The lawmakers included state Rep. Nate Walker, who was one of Greitens' earliest supporters during the contentious Republican primary, listed in January 2016
among the campaign's state leadership team.
Walker said Tuesday that Greitens' "scandal will make it impossible to lead the state going forward."
"It is my belief the governor should resign so that the state can move forward focusing on the issues that we all care about," Walker added.
Earlier in the day, state Reps. Marsha Haefner and Kathie Conway also had issued calls for the governor to step down, expressing doubts that he would be able to govern effectively in light of the controversy enveloping him.
"I find no pleasure in saying this, but I believe Gov. Greitens is no longer fit to hold Missouri's highest office," Haefner said. Greitens, she added, "no longer has the trust and support of many in the Legislature."
"We have to work as a team to accomplish what citizens expect us to do, but our leader is now ineffective," Haefner continued. "Missourians deserve better.
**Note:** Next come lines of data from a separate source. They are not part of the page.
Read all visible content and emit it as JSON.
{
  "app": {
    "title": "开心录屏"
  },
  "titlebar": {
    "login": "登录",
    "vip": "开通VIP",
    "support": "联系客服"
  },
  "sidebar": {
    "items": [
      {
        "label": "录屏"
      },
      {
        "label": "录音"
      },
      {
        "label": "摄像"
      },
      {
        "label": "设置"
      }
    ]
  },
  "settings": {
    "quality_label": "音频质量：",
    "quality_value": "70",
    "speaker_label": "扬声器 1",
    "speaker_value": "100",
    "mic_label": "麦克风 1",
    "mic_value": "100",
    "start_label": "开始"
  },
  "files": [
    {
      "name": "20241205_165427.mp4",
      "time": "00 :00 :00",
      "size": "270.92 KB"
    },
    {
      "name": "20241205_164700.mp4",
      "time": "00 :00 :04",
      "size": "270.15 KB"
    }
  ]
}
There is too much at stake."
Conway, who had spoken with the governor in recent days and noted that she's a longtime supporter of his, said she had taken "the weekend to think, study the facts and pray about" her decision. "With that heavy heart," Conway added, "I ask the governor to consider resigning and allow the state to move forward with its work for our citizens."
Conway also invoked her experience as a former criminal investigator to warn of a potentially "long process that will be humiliating to everyone" in the coming weeks.
"There would be no privacy that can be realistically offered when the governor of a state is under investigation," Conway said. "All the while, our state will continue to be embarrassed on the national stage."
In a statement emailed to his supporters Tuesday evening, the governor said: "I ask for your forgiveness and hope you can find it in your heart to do so. I assure you that this personal mistake will not deter us from the mission we were sent here to do."
The calls for Greitens to step down came as the Missouri Legislature was set to reconvene Tuesday.
Privately, Greitens has attempted to prevent the floodgates from opening. Last week, as CNN previously reported
, he phoned state Senate and House lawmakers of both parties — apologizing for his affair, denying the allegations of blackmail and assuring them there would be no new revelations. His wife, Sheena, joined him on the line for some of those calls.
Meanwhile the governor has maintained a low public profile, abruptly postponing a statewide tour to promote a tax-cut proposal that had been slated for this week.
But in spite of his efforts, Greitens likely will not be able to shake his controversy soon. St. Louis circuit attorney Kim Gardner announced last week that she has opened a formal investigation into the governor, opening the door for new details or revelations to emerge.